Dataset items:

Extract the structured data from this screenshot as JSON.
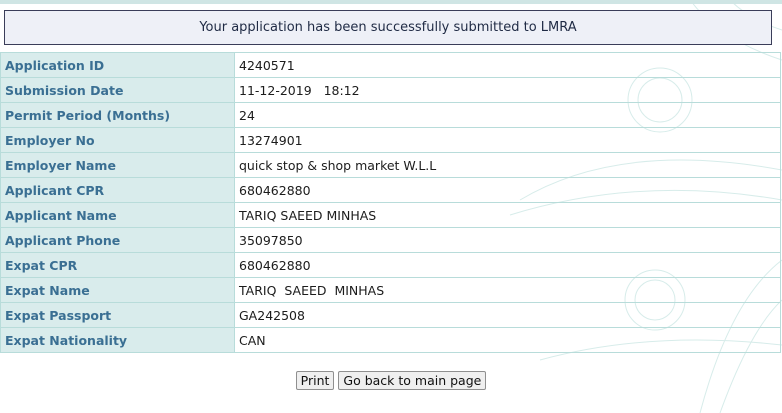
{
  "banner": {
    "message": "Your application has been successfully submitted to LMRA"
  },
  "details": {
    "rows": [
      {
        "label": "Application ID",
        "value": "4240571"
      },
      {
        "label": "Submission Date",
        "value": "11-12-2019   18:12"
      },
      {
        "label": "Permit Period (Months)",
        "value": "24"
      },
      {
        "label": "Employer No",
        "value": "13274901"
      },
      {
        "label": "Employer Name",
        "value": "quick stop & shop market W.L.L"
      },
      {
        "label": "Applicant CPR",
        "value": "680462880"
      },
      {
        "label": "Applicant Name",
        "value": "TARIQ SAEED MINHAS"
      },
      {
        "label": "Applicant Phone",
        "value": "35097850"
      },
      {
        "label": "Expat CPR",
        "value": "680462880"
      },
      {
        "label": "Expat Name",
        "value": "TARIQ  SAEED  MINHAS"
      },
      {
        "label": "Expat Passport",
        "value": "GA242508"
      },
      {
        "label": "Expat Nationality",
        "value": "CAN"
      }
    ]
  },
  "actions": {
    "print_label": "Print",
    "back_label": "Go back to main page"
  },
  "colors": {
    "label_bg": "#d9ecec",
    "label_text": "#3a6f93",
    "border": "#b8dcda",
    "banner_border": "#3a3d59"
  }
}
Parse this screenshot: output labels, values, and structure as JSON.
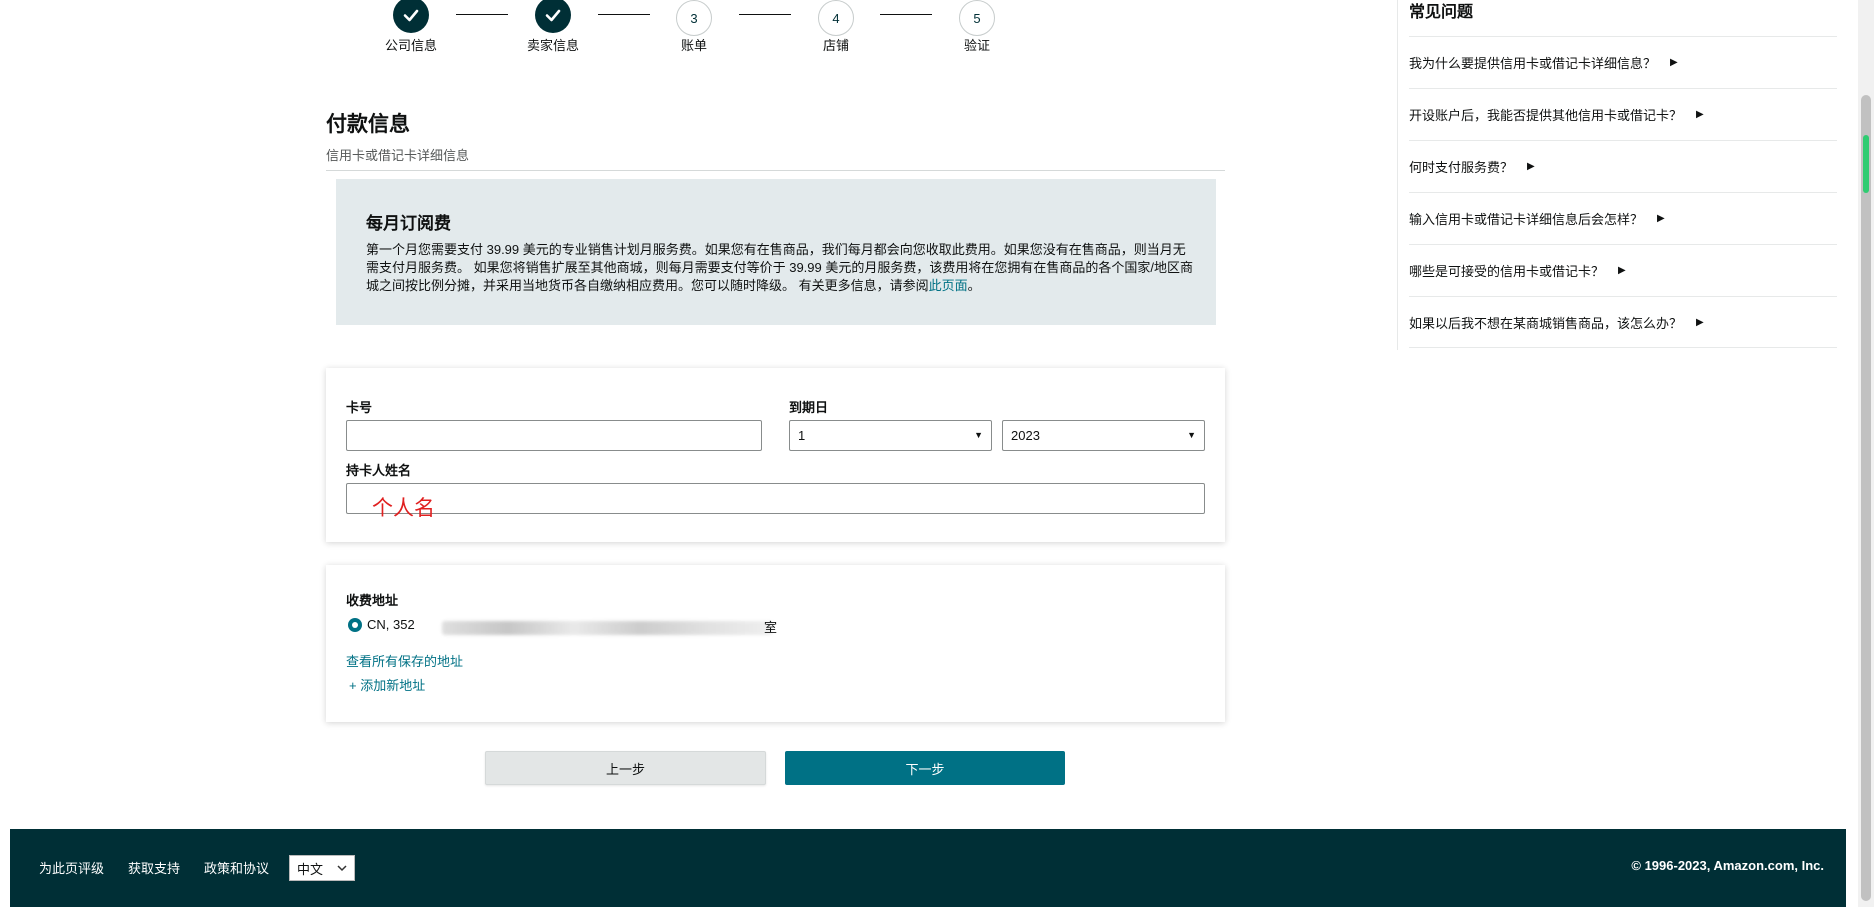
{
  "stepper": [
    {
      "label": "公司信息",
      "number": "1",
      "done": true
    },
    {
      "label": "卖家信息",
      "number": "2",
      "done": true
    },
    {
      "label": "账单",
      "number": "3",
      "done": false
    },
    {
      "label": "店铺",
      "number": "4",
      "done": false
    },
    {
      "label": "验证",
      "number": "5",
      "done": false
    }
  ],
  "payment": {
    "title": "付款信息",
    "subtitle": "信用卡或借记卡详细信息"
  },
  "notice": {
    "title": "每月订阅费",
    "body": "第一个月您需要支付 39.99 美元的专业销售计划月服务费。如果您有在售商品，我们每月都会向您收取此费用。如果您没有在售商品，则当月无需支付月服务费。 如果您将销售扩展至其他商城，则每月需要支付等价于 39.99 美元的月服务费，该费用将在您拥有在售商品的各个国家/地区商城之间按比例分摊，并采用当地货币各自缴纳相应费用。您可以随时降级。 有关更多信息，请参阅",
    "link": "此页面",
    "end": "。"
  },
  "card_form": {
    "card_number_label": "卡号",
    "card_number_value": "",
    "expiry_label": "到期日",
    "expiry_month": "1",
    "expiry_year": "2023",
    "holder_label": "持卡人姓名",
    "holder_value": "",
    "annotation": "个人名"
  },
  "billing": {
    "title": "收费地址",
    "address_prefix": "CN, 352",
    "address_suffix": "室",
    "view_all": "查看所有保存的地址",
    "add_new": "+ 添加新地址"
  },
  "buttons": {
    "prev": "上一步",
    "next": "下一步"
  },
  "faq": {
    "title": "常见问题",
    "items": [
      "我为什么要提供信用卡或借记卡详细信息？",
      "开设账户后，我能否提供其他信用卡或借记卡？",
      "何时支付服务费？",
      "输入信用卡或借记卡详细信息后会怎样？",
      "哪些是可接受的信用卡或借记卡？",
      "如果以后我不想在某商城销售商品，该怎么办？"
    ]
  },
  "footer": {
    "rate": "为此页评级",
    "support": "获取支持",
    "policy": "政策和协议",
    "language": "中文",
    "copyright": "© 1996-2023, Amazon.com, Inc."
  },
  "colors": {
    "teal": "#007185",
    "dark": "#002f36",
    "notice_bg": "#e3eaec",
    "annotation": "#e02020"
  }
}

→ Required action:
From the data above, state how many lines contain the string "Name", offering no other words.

→ Completed exercise:
3